I see the process of creating dance becoming more visible. Audiences are most affected when they can be involved along the way and not just show up at the end. Whether they see footage or attend a rehearsal, I see people hooking in with the choreographic process.
As artists we are going to become less hoarding about our work. The idea of holding onto something as our property will shift drastically. Dance might get more disposable. There is so much about the live, ephemeral moment that you can’t hold on to.
Rennie Harris

artistic director, Rennie Harris Puremovement
I actually don’t see dance going anywhere. All we do is repeat the same cycle. For 10 years it’s all about multimedia and fusion. Another 10 years and it’s about diversity and purity. The next generation will begin to explore everything that’s already been explored. They’ll have to speak for themselves and the way they see things. That’s what makes it innovative, because it’s a different voice, telling the same story again. I don’t know what my contribution is going to be. I can only say that I’m going to keep doing what I’m doing until I get hit in the head with a brick.
Joanna Haigood

artistic director, Zaccho Dance Theatre
I am hoping that dance becomes reintegrated into our personal and community practice. Dance was an important part of who we were, both personally and socially, at the turn of the 19th century, but we’ve become detached from that. In the 20th century, social dances up to the ’40s and ’50s were important. Then disco came and it disappeared. Obviously there are still dances in a social context—hip hop for example. But fewer and fewer people have a dance practice as part of their daily lives.
If you go to Buenos Aires, you see everybody from little kids up to the elderly dancing several times a week. It’s not just a way of getting exercise; it’s also part of their spiritual development. We’ve had periods when dancing in religious circles was forbidden or limited. If we have an opportunity to bring the mind and body together, to have social interactions that are expressive beyond the verbal realm, tapping into the animal nature, we gain another level of experience and a new perspective.
Tabitha D’umo
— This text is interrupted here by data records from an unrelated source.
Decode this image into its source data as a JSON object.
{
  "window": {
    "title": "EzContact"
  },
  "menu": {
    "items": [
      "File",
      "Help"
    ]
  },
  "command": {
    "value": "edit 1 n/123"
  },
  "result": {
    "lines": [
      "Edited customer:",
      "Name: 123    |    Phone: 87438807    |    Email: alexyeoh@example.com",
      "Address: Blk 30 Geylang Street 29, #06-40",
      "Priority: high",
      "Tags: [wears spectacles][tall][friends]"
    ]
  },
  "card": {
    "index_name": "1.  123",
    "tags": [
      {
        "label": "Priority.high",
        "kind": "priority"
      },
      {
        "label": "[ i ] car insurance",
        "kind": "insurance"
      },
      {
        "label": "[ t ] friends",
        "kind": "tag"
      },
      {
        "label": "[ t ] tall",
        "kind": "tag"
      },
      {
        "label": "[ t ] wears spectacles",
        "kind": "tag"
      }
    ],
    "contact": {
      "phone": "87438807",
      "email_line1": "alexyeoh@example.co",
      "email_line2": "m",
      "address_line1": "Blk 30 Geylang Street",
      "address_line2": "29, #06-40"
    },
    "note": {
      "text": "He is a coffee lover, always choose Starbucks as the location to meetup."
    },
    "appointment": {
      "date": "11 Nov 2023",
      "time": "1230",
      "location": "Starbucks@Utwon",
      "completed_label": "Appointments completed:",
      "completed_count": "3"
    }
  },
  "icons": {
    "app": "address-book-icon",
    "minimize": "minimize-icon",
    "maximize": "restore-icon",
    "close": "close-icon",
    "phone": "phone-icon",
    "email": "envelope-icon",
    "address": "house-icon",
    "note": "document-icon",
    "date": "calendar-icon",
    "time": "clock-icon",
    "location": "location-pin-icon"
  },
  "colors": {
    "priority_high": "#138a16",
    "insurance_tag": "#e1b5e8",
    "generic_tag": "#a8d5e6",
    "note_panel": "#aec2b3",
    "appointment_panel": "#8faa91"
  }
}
commercial choreographer
Television shows like
So You Think You Can Dance
and Dancing with the Stars are bringing dance to the forefront, instead of just backing up a singer in a music video or stage show. The public seems to be responding to it.
I would love to see a shift toward incorporating more current, popular movement on Broadway. It would have to be clever enough so that it can appeal to the masses. If it’s camouflaged and presented in a way that’s universal—you don’t have to market it as a hip hop production because movement is movement—then I think everybody would love it.
Brenda Way

artistic director, ODC Dance
My fantasy is that unbelief will become the religion of the time, and that people will turn to the arts as the source of inspiration and moral consciousness, that performing arts will stand in for church, and that everyone will participate as well as spectate.
What I’m seeing now is the isolation of the computer era. We’re developing community around performative events that we’ve lost in other ways. Who knew that the radical thing at the turn of the century would be performing in public, that the amazing new thing is bringing people together again? The public conversation, which used to be among intellectuals and newspaper writers (who are no longer on the job), is moving to YouTube and MySpace. It means that performing artists are going to find a way into the public conversation again.